Reading Note:
Bembo’s Moustache
2 August 2019

Every time I edit a serious piece of writing, I go through it once just for the semicolons. I tend, as you may noticed, to use them too often; I seem naturally inclined to write in pairs of sentences. The first one rises to make a point; the second descends toward a conclusion. I do not believe that I ever misuse the punctuation mark, but I’m aware that forestalling periods just for the sake of rhythm asks a lot of the reader’s short-term memory. So, on the semicolon edit, I often take out five or six, replacing them with full stops.

Even so, it seems nothing less than barbaric to be asking, Who needs semicolons? As, apparently, some do. 

Cecilia Watson has just published a dandy book that has both a semicolon and a colon in its title, even if neither of them is visible as punctuation. Semicolon: The Past, Present, and Future of a Misunderstood Mark is one of those wee books that used to be stacked at bookstore counters, when there were bookstores, and I hope that it will be the object of many impulse purchases. Although the history, use, and abuse of semicolons is more than adequately addressed in its pages, Watson’s book has the more general aim of explaining why rules, though a good thing, are not the thing. “To write well,” she observes, “you have to read a lot, and you have to read with attention…” (103), a nice way of saying that anyone who does read a lot, and with attention, has little or no need for rules. Anyone willing to take the trouble to write more than a couple of tweets will be too eager to establish communication not to be a born imitator. If you have any ideas at all, you don’t have to worry about sounding just like everybody else; on the contrary, you ought to be taking pains to be sure that you do, more or less, sound like everybody else. And I find — with all due respect for humility — that if you read well, you will not have to carefully avoid split infinitives or worry that everyone has their own way of understanding language. Such problems don’t come up, because the good writers who murmur in one’s ear have made a practice of avoiding occasions of error. 

A good writer cannot be thinking about rules. A good writer has to dwell upon saying interesting things, while listening, with a sleeping mother’s alertness to the cry of her child, to the cadence of sentences as they pass from mind to pen. Uncertainty about whether to use a colon or a semicolon means nothing, really — except that it’s possibly time to go back to fourth grade. This is not to say that a good writer will in an almost unconscious manner produce syntax that everyone will approve as absolutely correct, but it can be said, I think, that good readers will allow and perhaps even approve the occasional irregularity. 

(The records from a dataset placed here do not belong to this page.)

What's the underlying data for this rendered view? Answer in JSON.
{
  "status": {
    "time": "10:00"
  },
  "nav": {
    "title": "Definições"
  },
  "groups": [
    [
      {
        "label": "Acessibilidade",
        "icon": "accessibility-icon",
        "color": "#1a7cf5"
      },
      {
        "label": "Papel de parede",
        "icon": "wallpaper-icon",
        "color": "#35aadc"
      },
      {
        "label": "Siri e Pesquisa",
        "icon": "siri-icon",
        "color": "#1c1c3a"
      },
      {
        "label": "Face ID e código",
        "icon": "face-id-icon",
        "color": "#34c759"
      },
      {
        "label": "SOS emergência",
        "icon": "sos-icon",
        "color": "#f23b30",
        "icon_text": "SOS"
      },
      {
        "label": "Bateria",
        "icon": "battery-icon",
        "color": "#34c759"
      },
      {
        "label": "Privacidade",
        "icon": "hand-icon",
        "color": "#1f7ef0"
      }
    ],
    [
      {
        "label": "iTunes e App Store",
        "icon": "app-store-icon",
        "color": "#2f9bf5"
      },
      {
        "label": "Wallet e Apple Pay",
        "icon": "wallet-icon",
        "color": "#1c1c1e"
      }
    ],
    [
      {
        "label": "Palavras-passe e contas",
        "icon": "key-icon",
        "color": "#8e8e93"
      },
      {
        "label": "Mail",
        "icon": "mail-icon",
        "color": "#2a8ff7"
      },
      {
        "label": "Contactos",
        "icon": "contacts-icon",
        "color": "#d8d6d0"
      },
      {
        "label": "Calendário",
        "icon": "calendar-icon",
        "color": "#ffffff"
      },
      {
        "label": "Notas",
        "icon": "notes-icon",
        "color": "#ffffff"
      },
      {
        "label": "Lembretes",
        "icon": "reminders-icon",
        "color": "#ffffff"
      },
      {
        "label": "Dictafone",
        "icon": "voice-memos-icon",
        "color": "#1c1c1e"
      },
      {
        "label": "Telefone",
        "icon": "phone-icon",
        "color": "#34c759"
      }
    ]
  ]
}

Rules, as Watson might have made just a tiny bit clearer, are a byproduct of that widespread nineteenth-century malady, by which all intelligent minds appear to have been infected (with the exception of those belonging to poets), physics envy. The magical allure of modern science was predictability: IF, THEN

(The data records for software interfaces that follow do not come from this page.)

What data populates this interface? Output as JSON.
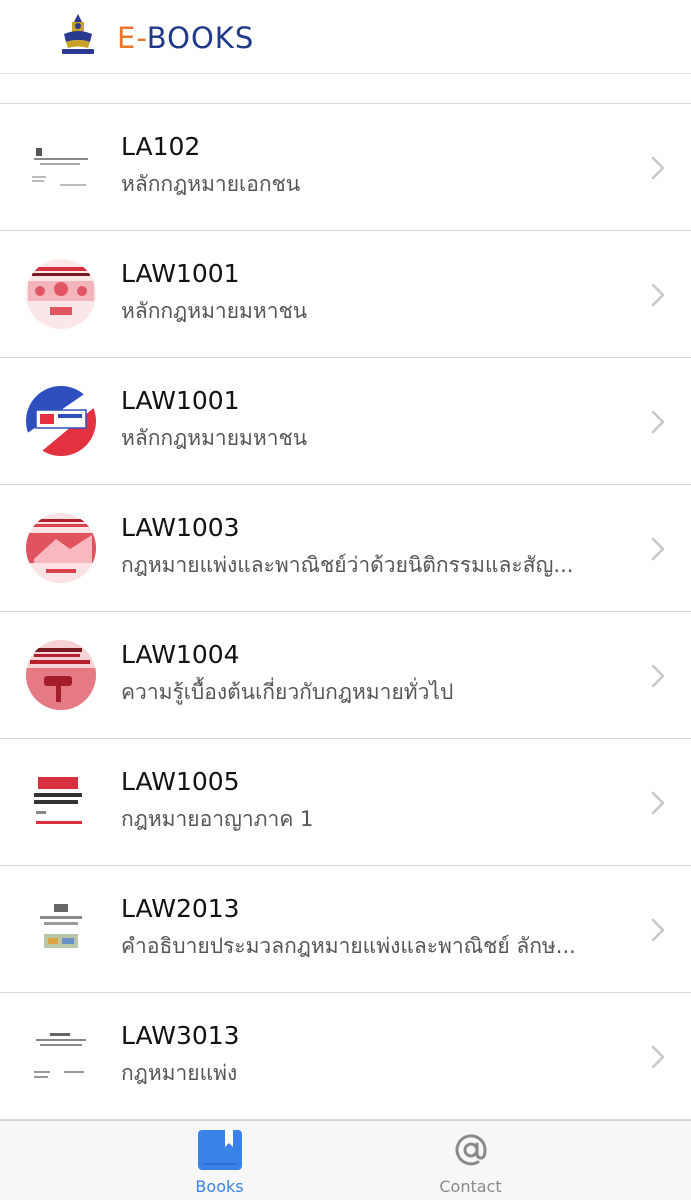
{
  "header": {
    "title_prefix": "E-",
    "title_main": "BOOKS",
    "logo_icon": "university-emblem-icon",
    "colors": {
      "title": "#1f3a8a",
      "accent": "#e8772e"
    }
  },
  "books": [
    {
      "code": "LA102",
      "name": "หลักกฎหมายเอกชน",
      "cover": "plain"
    },
    {
      "code": "LAW1001",
      "name": "หลักกฎหมายมหาชน",
      "cover": "red-pattern"
    },
    {
      "code": "LAW1001",
      "name": "หลักกฎหมายมหาชน",
      "cover": "blue-red"
    },
    {
      "code": "LAW1003",
      "name": "กฎหมายแพ่งและพาณิชย์ว่าด้วยนิติกรรมและสัญ...",
      "cover": "red-photo"
    },
    {
      "code": "LAW1004",
      "name": "ความรู้เบื้องต้นเกี่ยวกับกฎหมายทั่วไป",
      "cover": "red-gavel"
    },
    {
      "code": "LAW1005",
      "name": "กฎหมายอาญาภาค 1",
      "cover": "red-title"
    },
    {
      "code": "LAW2013",
      "name": "คำอธิบายประมวลกฎหมายแพ่งและพาณิชย์ ลักษ...",
      "cover": "plain-image"
    },
    {
      "code": "LAW3013",
      "name": "กฎหมายแพ่ง",
      "cover": "plain"
    }
  ],
  "tabs": [
    {
      "label": "Books",
      "icon": "book-icon",
      "active": true
    },
    {
      "label": "Contact",
      "icon": "at-sign-icon",
      "active": false
    }
  ],
  "colors": {
    "active_tab": "#3b82e8",
    "inactive_tab": "#8a8a8a",
    "chevron": "#c7c7cc"
  }
}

God said, let NEWTON be, and all was light. (Pope)

It was an intoxication from which we are still recovering, miserable and disoriented from the poison of treating human affairs as a branch of mechanical engineering. Earlier guides to the rules of grammar had a less noxious purpose: like all the manuals of manners that proliferated in early modern times, they promised to help turn the bumpkin into a beau. The steam engine, however, with its tiny, unforgiving tolerances, inspired a more fervent, not to say religious, obedience to the regulations that industrial publishers could discern. As Watson writes, 

Fear, worry, confusion — even if we did manage to agree on one set of rules to follow, we wouldn’t be relieved of our anxieties about punctuation. (174) 

But I think that we have been, relieved. Those who must write correctly or else have taken up the profession of writing code.

The upshot is that, while I objected to a lot of what Watson had to say about things other than punctuation — Melville and James, David Foster Wallace and SNOOTs, the plural of gin-and-tonic (note the hyphen) — Semicolon excited a response that I can only call affectionate.  

PS The asides that Watson plants in her many footnotes read like the interruptions of a mind even brainier than her own. On page 38, the reader is presented with an extract from the book in which “diagramming” sentences was introduced, with nothing less than The Beatitudes presented as a puzzle to solve. 

Comments are closed.